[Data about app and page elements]
════════════════════

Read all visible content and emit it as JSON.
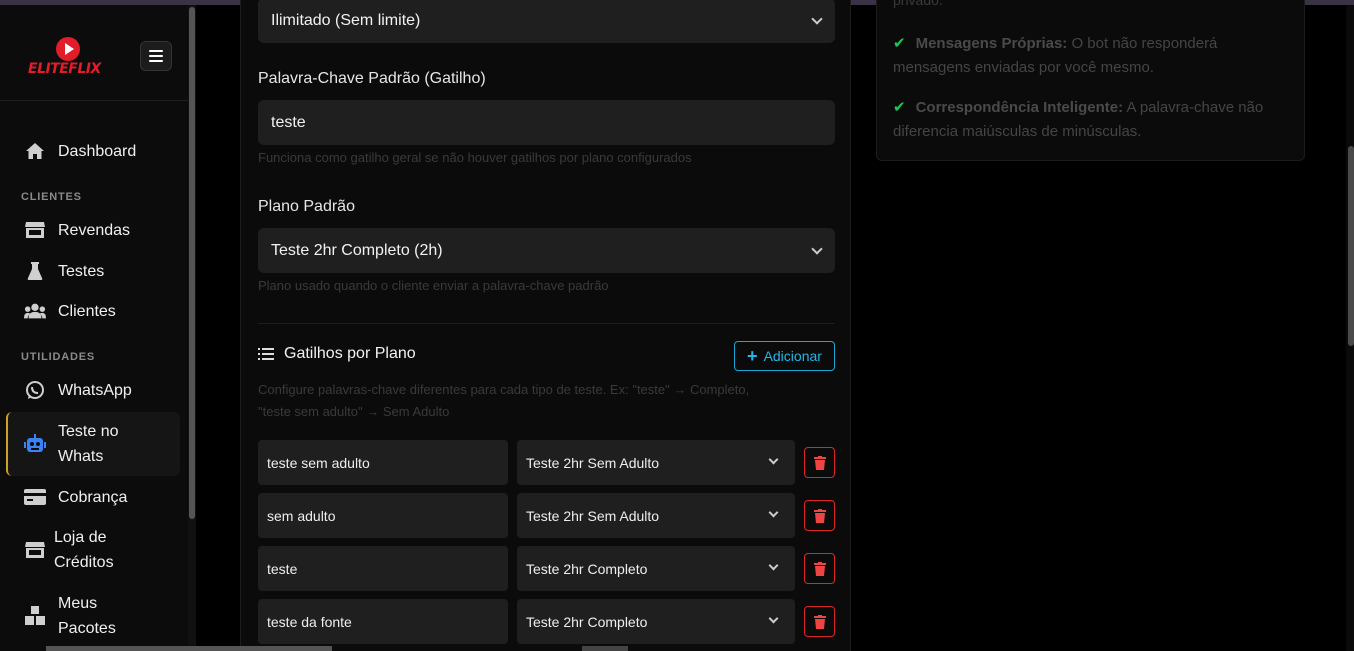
{
  "sidebar": {
    "logo_text": "ELITEFLIX",
    "sections": [
      "CLIENTES",
      "UTILIDADES"
    ],
    "items": [
      {
        "label": "Dashboard",
        "icon": "home-icon"
      },
      {
        "label": "Revendas",
        "icon": "store-icon"
      },
      {
        "label": "Testes",
        "icon": "flask-icon"
      },
      {
        "label": "Clientes",
        "icon": "users-icon"
      },
      {
        "label": "WhatsApp",
        "icon": "whatsapp-icon"
      },
      {
        "label": "Teste no Whats",
        "icon": "robot-icon",
        "active": true
      },
      {
        "label": "Cobrança",
        "icon": "credit-card-icon"
      },
      {
        "label": "Loja de Créditos",
        "icon": "store-icon"
      },
      {
        "label": "Meus Pacotes",
        "icon": "boxes-icon"
      }
    ]
  },
  "form": {
    "limit_value": "Ilimitado (Sem limite)",
    "keyword_label": "Palavra-Chave Padrão (Gatilho)",
    "keyword_value": "teste",
    "keyword_help": "Funciona como gatilho geral se não houver gatilhos por plano configurados",
    "plan_label": "Plano Padrão",
    "plan_value": "Teste 2hr Completo (2h)",
    "plan_help": "Plano usado quando o cliente enviar a palavra-chave padrão"
  },
  "triggers": {
    "title": "Gatilhos por Plano",
    "add_label": "Adicionar",
    "help_line1": "Configure palavras-chave diferentes para cada tipo de teste. Ex: \"teste\" → Completo,",
    "help_line2": "\"teste sem adulto\" → Sem Adulto",
    "rows": [
      {
        "keyword": "teste sem adulto",
        "plan": "Teste 2hr Sem Adulto"
      },
      {
        "keyword": "sem adulto",
        "plan": "Teste 2hr Sem Adulto"
      },
      {
        "keyword": "teste",
        "plan": "Teste 2hr Completo"
      },
      {
        "keyword": "teste da fonte",
        "plan": "Teste 2hr Completo"
      }
    ]
  },
  "info_card": {
    "top_fragment": "privado.",
    "tips": [
      {
        "title": "Mensagens Próprias:",
        "text": "O bot não responderá mensagens enviadas por você mesmo."
      },
      {
        "title": "Correspondência Inteligente:",
        "text": "A palavra-chave não diferencia maiúsculas de minúsculas."
      }
    ]
  },
  "colors": {
    "accent": "#22b7e8",
    "danger": "#dc2626",
    "success": "#22c55e",
    "brand": "#e11d2a",
    "active_border": "#c9a227"
  }
}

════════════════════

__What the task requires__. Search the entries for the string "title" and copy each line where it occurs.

__Answer for this exercise__.
    "title": "Gatilhos por Plano",
        "title": "Mensagens Próprias:",
        "title": "Correspondência Inteligente:",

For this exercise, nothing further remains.